PROBLEM TO WORK ON: Using the entries below, copy out all lines where "marker" is found.

━━━━━━━━━━━━━━━━━━━━━━━━━━━━━━

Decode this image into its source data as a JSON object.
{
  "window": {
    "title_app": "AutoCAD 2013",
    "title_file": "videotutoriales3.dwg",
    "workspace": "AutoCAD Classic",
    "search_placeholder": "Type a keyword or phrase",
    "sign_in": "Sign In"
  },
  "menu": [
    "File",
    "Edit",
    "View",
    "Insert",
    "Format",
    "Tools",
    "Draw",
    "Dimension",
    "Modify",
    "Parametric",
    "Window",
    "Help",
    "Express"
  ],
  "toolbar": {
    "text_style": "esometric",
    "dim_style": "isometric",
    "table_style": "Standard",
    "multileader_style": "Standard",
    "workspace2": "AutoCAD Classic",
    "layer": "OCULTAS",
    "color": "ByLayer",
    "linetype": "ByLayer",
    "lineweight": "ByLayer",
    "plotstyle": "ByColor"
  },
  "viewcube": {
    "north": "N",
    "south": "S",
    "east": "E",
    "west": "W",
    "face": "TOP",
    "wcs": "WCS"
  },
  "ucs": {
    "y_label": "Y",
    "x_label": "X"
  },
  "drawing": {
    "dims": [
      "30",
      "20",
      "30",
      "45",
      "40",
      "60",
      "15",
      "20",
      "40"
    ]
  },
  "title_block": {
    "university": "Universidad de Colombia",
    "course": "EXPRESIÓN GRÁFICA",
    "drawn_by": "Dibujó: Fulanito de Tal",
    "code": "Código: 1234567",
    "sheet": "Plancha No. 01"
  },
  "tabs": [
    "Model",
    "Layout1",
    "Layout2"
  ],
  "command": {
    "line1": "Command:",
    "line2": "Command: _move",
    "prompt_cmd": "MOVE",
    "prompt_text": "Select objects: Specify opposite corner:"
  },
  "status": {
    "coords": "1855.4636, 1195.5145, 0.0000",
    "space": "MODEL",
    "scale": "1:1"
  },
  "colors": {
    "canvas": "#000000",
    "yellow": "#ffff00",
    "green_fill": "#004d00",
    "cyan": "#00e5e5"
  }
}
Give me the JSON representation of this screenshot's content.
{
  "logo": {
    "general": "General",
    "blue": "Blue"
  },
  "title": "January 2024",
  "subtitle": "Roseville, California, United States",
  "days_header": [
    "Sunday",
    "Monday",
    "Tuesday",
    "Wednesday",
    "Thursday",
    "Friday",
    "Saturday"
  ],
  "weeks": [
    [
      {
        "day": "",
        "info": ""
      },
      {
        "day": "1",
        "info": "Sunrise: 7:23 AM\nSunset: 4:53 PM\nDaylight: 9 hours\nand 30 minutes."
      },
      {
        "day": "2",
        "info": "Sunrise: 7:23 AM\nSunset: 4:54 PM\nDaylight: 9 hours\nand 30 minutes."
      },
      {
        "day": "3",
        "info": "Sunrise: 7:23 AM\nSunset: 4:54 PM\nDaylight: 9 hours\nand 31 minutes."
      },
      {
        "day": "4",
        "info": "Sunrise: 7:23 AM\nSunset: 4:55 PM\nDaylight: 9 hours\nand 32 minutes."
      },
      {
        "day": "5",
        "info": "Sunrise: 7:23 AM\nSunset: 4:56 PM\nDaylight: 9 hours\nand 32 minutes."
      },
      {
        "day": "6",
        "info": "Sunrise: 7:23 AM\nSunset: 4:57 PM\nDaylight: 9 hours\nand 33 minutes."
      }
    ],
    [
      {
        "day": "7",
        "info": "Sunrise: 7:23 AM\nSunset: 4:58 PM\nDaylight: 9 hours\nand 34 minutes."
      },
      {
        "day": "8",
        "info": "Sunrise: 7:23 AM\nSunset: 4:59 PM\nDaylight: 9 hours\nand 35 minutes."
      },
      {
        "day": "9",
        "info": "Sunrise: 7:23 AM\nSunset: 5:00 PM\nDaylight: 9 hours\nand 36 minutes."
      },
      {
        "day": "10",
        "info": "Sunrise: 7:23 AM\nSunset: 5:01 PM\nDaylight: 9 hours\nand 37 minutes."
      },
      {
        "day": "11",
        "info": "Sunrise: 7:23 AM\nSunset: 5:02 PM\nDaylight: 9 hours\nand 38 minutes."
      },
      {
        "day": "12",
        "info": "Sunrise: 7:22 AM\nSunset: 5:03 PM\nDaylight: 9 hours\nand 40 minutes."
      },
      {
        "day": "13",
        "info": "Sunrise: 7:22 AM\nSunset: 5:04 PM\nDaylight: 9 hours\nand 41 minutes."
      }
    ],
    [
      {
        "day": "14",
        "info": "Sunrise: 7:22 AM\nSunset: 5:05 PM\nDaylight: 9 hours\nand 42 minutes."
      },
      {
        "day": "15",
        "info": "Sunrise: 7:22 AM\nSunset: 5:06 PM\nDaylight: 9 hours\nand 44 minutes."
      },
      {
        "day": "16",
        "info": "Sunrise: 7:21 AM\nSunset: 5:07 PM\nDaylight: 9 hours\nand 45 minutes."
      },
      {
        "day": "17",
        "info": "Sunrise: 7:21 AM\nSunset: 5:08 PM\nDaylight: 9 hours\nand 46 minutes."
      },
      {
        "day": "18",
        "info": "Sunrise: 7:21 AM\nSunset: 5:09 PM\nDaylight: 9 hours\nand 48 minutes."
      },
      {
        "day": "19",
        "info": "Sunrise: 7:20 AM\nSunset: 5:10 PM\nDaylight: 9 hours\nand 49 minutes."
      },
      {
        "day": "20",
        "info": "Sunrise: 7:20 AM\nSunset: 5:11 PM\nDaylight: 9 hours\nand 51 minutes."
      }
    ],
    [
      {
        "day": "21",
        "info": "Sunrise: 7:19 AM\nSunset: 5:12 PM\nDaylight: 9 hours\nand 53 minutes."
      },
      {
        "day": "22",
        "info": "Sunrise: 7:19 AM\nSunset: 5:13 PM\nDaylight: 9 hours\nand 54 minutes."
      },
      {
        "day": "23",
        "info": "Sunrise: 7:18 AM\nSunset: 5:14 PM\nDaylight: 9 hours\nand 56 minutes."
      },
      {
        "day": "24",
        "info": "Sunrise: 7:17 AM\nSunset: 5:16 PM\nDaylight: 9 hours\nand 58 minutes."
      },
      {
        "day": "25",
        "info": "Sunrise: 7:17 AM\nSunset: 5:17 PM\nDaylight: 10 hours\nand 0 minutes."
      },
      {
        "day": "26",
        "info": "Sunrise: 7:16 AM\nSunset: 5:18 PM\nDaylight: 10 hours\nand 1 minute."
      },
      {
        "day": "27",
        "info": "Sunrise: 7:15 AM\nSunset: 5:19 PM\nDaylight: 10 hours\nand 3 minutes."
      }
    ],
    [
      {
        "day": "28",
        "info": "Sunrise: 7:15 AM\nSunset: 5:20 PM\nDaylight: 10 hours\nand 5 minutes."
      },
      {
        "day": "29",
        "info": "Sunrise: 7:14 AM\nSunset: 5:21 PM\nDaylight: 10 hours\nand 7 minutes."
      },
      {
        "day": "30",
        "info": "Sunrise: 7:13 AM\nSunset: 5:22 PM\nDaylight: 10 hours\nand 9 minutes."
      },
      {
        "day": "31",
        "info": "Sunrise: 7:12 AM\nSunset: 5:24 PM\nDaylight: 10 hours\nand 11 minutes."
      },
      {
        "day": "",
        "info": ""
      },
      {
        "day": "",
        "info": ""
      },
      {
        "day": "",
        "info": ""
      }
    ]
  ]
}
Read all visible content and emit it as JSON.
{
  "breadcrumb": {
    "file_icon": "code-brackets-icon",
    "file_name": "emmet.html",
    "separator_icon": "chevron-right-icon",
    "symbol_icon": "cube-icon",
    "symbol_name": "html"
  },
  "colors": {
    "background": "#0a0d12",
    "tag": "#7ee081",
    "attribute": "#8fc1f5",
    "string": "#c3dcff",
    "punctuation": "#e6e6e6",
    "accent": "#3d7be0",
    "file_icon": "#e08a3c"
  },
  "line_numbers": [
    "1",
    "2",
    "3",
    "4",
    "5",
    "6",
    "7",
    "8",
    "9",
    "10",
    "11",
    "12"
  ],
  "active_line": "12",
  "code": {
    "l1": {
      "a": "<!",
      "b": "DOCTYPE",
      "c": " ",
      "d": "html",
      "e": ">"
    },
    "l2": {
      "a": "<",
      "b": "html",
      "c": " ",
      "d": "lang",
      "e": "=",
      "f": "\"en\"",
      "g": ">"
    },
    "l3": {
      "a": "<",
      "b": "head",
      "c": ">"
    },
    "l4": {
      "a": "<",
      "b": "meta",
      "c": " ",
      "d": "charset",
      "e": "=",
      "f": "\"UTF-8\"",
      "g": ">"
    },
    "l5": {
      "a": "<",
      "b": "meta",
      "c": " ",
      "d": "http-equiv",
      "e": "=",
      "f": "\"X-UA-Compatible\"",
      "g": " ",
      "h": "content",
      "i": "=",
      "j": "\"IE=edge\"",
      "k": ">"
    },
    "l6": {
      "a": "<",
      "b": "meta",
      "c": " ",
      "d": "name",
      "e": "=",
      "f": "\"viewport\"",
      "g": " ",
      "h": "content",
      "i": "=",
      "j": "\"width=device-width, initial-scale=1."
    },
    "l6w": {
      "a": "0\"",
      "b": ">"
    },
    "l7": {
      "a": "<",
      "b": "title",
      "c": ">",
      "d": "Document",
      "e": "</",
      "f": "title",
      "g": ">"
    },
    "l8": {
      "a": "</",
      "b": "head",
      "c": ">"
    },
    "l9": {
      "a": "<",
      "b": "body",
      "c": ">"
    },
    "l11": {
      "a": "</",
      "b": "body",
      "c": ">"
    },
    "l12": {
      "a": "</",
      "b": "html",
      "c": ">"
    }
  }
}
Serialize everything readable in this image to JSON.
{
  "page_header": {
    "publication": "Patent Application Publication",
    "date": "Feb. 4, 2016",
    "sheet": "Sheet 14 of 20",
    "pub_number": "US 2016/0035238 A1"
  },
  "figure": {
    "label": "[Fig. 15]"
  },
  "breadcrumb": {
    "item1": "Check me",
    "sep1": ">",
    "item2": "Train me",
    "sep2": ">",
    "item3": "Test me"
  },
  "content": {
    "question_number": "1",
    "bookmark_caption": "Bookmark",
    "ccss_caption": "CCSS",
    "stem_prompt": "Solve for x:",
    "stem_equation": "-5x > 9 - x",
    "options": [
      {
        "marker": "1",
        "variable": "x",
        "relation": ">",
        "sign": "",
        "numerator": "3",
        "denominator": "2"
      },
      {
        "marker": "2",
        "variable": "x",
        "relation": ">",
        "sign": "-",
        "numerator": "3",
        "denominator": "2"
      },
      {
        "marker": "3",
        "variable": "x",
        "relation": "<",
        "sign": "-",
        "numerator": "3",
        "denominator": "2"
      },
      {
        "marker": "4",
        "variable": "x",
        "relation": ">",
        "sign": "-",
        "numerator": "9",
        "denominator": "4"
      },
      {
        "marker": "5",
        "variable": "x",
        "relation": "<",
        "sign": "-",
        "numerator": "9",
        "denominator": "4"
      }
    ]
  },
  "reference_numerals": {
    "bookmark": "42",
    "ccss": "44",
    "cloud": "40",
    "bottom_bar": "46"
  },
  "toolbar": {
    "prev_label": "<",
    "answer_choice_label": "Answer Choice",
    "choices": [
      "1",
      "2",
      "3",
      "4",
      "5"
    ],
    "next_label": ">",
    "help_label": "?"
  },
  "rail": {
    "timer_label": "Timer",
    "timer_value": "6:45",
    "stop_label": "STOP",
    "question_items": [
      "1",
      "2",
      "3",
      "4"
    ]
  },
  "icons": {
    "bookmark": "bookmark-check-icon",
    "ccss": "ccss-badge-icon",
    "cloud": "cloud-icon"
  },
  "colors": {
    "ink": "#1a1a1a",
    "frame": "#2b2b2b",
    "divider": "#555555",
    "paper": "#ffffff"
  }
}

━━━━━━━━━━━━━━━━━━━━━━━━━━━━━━

ANSWER FOR THE TASK:
        "marker": "1",
        "marker": "2",
        "marker": "3",
        "marker": "4",
        "marker": "5",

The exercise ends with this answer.